By J Solomon, MTUC secretary-general
Less than a day after the government unveiled a RM250 bil stimulus package, various business organisations and the Malaysian Employers Federation (MEF) have continued to raise the spectre of massive layoff and salary cutbacks.
The MEF, especially, has described the stimulus package as muddled and lacking in incentives to discourage private companies from retrenching workers.
The SME sector has derided the package as inadequate to address the cash flow and salary costs faced by the companies impacted by the Covid-19 global pandemic.
Employers and companies are using the threat of imposing retrenchments and salary cuts for workers solely for their own vested interest, be it to squeeze more financial aid from the government or simply to downsize to save costs as a quick fix to their bottom-line.
It is a undisputed fact that members of the MEF, SME companies and thousands of other business entities in Malaysia have been reaping profits continuously for many years.
In many cases, the profits were accumulated by keeping wages low and in many cases, hiring foreign workers to further ensure labour costs were supressed so that profits could be maintained or increased.
These very same employers and companies are now claiming they will fold and be forced to retrench workers by the thousands if the government does not increase its financial assistance to them.
They are ramping up such claims after just a matter of weeks since the Covid 19 economic fallout begun.
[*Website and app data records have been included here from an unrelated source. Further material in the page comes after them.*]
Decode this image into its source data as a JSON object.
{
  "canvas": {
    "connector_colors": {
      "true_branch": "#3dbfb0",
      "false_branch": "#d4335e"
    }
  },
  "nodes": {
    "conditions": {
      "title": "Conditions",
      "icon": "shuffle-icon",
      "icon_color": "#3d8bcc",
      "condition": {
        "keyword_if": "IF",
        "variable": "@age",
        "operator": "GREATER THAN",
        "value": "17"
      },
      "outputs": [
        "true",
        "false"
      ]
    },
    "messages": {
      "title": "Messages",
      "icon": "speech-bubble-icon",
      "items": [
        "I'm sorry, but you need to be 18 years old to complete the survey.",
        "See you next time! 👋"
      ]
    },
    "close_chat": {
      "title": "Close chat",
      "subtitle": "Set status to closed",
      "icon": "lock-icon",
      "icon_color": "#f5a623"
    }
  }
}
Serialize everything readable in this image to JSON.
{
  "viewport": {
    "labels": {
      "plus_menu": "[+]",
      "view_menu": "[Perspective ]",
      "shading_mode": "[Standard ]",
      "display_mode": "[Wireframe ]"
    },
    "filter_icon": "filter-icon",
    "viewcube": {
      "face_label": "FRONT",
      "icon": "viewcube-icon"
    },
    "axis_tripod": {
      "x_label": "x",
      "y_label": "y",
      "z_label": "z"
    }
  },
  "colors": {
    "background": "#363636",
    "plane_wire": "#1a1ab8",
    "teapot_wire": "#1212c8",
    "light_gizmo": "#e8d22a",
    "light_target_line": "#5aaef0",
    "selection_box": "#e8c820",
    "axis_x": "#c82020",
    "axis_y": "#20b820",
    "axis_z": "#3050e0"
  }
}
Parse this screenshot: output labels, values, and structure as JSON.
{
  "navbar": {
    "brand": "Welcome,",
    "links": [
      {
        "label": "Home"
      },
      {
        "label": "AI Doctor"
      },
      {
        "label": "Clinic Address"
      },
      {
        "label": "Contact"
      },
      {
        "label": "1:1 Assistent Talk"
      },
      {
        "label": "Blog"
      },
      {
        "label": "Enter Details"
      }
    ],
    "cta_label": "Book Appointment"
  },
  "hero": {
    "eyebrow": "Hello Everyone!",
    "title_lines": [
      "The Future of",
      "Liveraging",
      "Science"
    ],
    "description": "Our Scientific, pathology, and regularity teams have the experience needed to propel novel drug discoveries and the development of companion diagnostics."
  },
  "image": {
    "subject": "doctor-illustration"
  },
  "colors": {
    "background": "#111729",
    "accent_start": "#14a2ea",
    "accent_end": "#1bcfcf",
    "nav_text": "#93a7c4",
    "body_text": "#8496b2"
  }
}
It does not make sense that overnight, these companies are proclaiming themselves as so financially fragile despite raking in healthy profits over the years.
The assertions by the SMEs and the MEF that they will fold up in the next few months due to the Covid 19 economic meltdown is done mainly to gain public sympathy. However, there is no data forthcoming to prove they are in any immediate danger of folding up and need to retrench workers or cut their salaries.
Indeed there is no justification for them to do so. The stimulus package provides RM100 billion ringgit worth of soft loans and other incentives to companies, including SMEs. There is even a multi billion ringgit fund to pay RM600 monthly to workers of companies suffering more than 50% dip in business.
Looking at the government package earmarked for them, coupled with their own healthy profits over the years, MTUC feels that most companies will be able to sustain their operations without retrenching workers or cutting their salaries.
It is inconceivable that larger SMEs have not prepared themselves financially to face even three months of low revenue as it smacks of poor management and exposes them as employers who are only interested in stashing profits away.
Workers on the ground are asking how many employers and company directors are themselves biting the bullet in facing the current economic challenges. Have CEOs, senior management and directors offered to forgo their annual dividends, bonuses and other benefits before making threats to reduce their workforce or cut their salaries?
We urge employers to refrain from making it sound as if they started their companies solely to provide jobs. The companies are mainly for profits and to generate profits, they employ workers. It is a symbiotic relationship. Business cannot survive without workers.
Having made profits with the blood, sweat and tears of workers, it is time to treat them with respect so that they are there when situation returns to normal.
At the very least, employers and companies should ‘try out’ the stimulus package, before being quick to throw in the towel and threaten to cut salaries or worse, retrench workers who are already struggling to make ends meet.
Such antics or theatrics must be stopped immediately to prevent widespread panic among workers and their families. If unchecked, such threats by employers will also undermine the already weak economy.
There is plenty of history to show that it will be fool hardy for the government to expect employers to voluntarily pledge to not to lay off workers during the current Emergency, even with all the help rendered to the companies thus far.
As such, MTUC reiterates its call to the government to immediately introduce a ministerial order on job security to make it illegal for any employer to retrench workers or cut their salaries arbitrarily.
The Minister of Human Resources must take the lead and use his powers to introduce the Emergence Employment Regulation and make it mandatory for companies to undergo strict vetting before they are permitted to touch on workers rights, including their job security and related benefits.
Only by requiring companies to furnish the required data, will the government stop employers from using their workers as a form of blackmail to gain more financial aid from the government.
The government must consider introducing punitive punishment against employers who are quick to cut salaries and retrench workers while at the same time receive millions of ringgit in aid from the government stimulus package. This is morally repungent and a form of economic treason against Malaysia.